#### Data records:

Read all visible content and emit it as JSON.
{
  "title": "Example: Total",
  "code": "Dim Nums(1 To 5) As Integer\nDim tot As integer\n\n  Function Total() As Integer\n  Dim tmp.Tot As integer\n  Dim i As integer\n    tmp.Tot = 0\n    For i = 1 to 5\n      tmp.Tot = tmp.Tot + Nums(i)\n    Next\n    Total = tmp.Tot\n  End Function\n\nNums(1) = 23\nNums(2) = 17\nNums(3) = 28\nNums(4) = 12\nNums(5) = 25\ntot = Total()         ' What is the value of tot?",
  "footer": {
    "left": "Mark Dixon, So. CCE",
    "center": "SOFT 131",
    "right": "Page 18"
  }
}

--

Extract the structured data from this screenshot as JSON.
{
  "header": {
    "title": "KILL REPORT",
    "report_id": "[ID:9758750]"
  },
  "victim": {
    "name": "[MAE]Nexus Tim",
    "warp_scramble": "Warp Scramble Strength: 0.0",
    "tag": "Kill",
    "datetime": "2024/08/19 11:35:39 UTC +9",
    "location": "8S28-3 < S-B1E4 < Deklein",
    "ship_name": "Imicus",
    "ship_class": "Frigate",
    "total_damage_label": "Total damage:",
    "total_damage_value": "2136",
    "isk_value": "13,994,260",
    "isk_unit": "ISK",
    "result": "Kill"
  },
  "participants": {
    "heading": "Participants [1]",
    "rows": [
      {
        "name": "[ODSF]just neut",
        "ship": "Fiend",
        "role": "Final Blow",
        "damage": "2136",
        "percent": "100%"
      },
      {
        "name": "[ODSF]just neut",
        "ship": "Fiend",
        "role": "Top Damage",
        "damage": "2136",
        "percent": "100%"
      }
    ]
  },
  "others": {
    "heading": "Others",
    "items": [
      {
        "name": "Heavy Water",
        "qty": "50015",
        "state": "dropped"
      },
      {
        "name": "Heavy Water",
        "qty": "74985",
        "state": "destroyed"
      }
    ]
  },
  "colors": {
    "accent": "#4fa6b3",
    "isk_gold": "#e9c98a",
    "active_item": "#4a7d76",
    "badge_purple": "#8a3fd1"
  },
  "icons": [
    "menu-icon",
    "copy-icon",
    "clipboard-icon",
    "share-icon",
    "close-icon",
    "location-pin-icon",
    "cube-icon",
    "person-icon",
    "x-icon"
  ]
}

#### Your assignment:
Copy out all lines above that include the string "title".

#### Finished task:
  "title": "Example: Total",
    "title": "KILL REPORT",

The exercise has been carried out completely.